Last year, Interpol Secretary General Robert K. Noble also reminded the world that prevention was the most important task in the field of terrorism:
As we honor the memories of those who perished 10 years ago, it is time to ask ourselves if we have done all that we can to prevent another 9/11 or other serious attack. A great deal has been done to make us all safer, but far too little to make sure that we are safe from the global terror and criminal threat.
This 75-year-old policy aimed at preventing terrorism has changed dramatically under the Obama administration. On May 4, 2011, even the Washington Post documented that the administration was dismantling the policies for preventing terrorism on U.S. soil:
In normal times, the officials who uncovered the intelligence that led us to Osama bin Laden would get a medal. In the Obama administration, they have been given subpoenas.
The Washington Post article, titled “Obama owes thanks, and an apology, to CIA interrogators,” further stated:
On his second day in office Obama shut down the CIA’s high-value interrogation program. His Justice Department then reopened criminal investigations into the conduct of CIA interrogators — inquiries that had been closed years before by career prosecutors who concluded that there were no crimes to prosecute. In a speech at the National Archives, Obama eviscerated the men and women of the CIA, accusing them of “torture” and declaring that their work “did not advance our war and counterterrorism efforts — they undermined them.”
The bankrupt government of Italy was the first to take advantage of the Obama administration’s war against the CIA. On September 2012, in what seemed to be an attempt to distract public attention from its economic troubles, Italy’s high court ruled that 23 CIA operatives and one U.S. Air Force officer should serve jail terms in Italy. The Italian government decided to enforce that decision. Their crime? They allegedly “kidnapped” Egyptian terrorist cleric Osama Moustafa Hassan Nasr from a Milan street in 2003.

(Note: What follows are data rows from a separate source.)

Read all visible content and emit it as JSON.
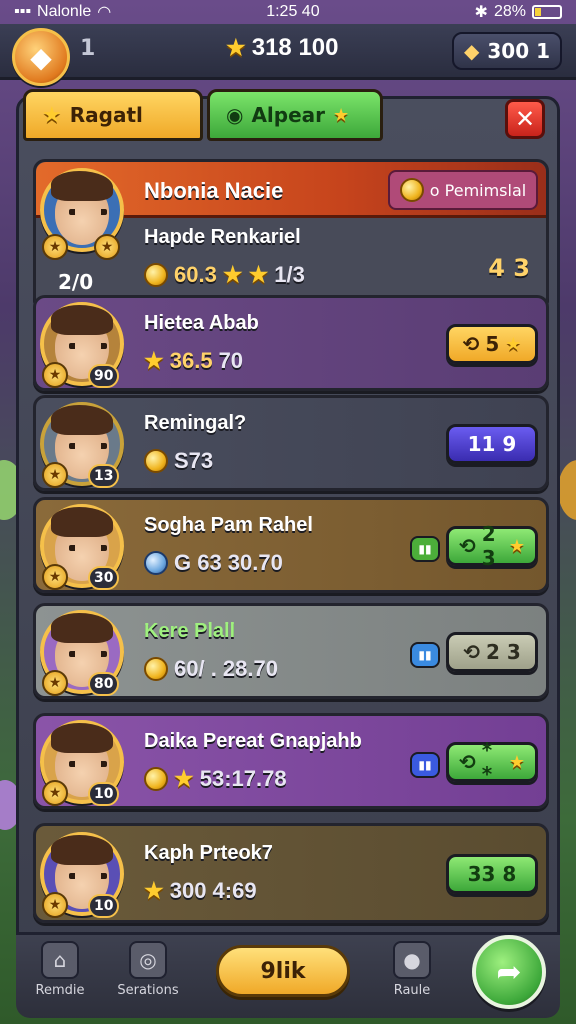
{
  "status_bar": {
    "carrier": "Nalonle",
    "time": "1:25 40",
    "battery": "28%",
    "battery_level": 0.28
  },
  "hud": {
    "level": "1",
    "coins": "318 100",
    "gems": "300 1"
  },
  "tabs": [
    {
      "label": "Ragatl"
    },
    {
      "label": "Alpear"
    }
  ],
  "header": {
    "title": "Nbonia Nacie",
    "chip_label": "o Pemimslal"
  },
  "rows": [
    {
      "name": "Hapde Renkariel",
      "stat": "60.3",
      "extra": "1/3",
      "counter": "2/0",
      "rank": "4 3"
    },
    {
      "name": "Hietea Abab",
      "stat": "36.5",
      "extra": "70",
      "badge": "90",
      "action": "5"
    },
    {
      "name": "Remingal?",
      "stat": "S73",
      "badge": "13",
      "action": "11 9"
    },
    {
      "name": "Sogha Pam Rahel",
      "stat": "G 63 30.70",
      "badge": "30",
      "action": "2 3"
    },
    {
      "name": "Kere Plall",
      "stat": "60/ . 28.70",
      "badge": "80",
      "action": "2 3"
    },
    {
      "name": "Daika Pereat Gnapjahb",
      "stat": "53:17.78",
      "badge": "10",
      "action": "* *"
    },
    {
      "name": "Kaph Prteok7",
      "stat": "300  4:69",
      "badge": "10",
      "action": "33 8"
    }
  ],
  "nav": [
    {
      "label": "Remdie"
    },
    {
      "label": "Serations"
    },
    {
      "label": "Raule"
    }
  ],
  "main_button": "9lik"
}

The CIA is our first line of defense against terrorism and nuclear proliferation, and it should not be used to improve the stature of ambitious political figures. There are many ways a foreign intelligence service can lose trust, but there is nothing more devastating for it than hearing it is distrusted by its own country’s government and political leaders. Who will risk his life to confide secrets to it after that?
I know personally how difficult it is for high-ranking enemy officials to be persuaded to place their lives in the hands of an intelligence organization publicly distrusted by its own government. In 1975 I decided to defect to the CIA. As head of Romania’s foreign intelligence service, I was quite well-informed on all the counterpart services in the West, but none came even close to the CIA. I firmly trusted that organization, and I admired the efficiency of its secret war against the Soviet empire.
When I was ready to break with Communism, however, I got hit in the face by the Senate’s Church Commission reports. Frank Church, an unsuccessful candidate for the Democratic presidential nomination, had tried to restore his political stature by publicly bashing the CIA. After two years of so-called investigation, he published fourteen reports (50,000 pages of which have since been declassified) portraying the CIA as a criminal organization that cannot be trusted.
Thereupon, a cable sent to Bucharest from KGB chief Yuri Andropov triumphantly prophesied: “The CIA’s tyranny is over.” Romanian dictator Nicolae Ceausescu popped a bottle of champagne. A couple of months later I had dinner with Janos Kadar, the ruler of Hungary, who had been the first chief of its Communist intelligence service; he raised his glass of pálinka with a toast: “To the CIA’s funeral!”
The reports of the Church Commissions froze me in place, for a while. If the U.S. government did not trust its own CIA, why should I? It took me two more years to rebuild my trust in the CIA.